Progressive social scientists, like economist Alvin S. Johnson, disagreed with those who held Mexican and other immigrants as racially inferior an undesirable. Instead, he and his peers claimed that Mexican government and culture were "inferior" and [...]
Mexican immigration to the United States increased dramatically during the decade of the Mexican Revolution (1910-20). Some in the U.S. welcomed the newcomers, while others worried about the effects they would have on American society. This 1912 [...]

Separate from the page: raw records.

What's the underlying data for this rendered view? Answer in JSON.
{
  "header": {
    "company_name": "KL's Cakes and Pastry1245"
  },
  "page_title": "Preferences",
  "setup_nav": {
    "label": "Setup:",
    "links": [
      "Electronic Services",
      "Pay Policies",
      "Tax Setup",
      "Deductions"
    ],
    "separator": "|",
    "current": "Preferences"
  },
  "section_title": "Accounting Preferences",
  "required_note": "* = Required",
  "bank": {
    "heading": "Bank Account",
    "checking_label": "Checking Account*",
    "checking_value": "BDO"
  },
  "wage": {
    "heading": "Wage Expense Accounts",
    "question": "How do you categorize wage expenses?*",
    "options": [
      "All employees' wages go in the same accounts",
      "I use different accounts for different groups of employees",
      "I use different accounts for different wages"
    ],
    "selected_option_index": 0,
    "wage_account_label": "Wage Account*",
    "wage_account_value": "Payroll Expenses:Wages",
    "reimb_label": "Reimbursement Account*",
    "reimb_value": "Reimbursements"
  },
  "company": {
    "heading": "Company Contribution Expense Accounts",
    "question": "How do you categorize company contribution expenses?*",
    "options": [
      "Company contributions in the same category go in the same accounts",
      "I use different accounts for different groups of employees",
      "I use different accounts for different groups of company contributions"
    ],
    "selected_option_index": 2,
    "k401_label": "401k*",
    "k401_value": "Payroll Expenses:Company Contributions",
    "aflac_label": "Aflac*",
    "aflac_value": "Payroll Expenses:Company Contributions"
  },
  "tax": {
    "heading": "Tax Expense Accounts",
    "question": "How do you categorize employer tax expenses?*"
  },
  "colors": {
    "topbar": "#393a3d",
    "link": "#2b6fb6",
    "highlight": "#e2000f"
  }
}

This essay outlines the reasons for Mexican immigration to the United States during the early part of the twentieth century as well as the issues immigrants confronted in their new home.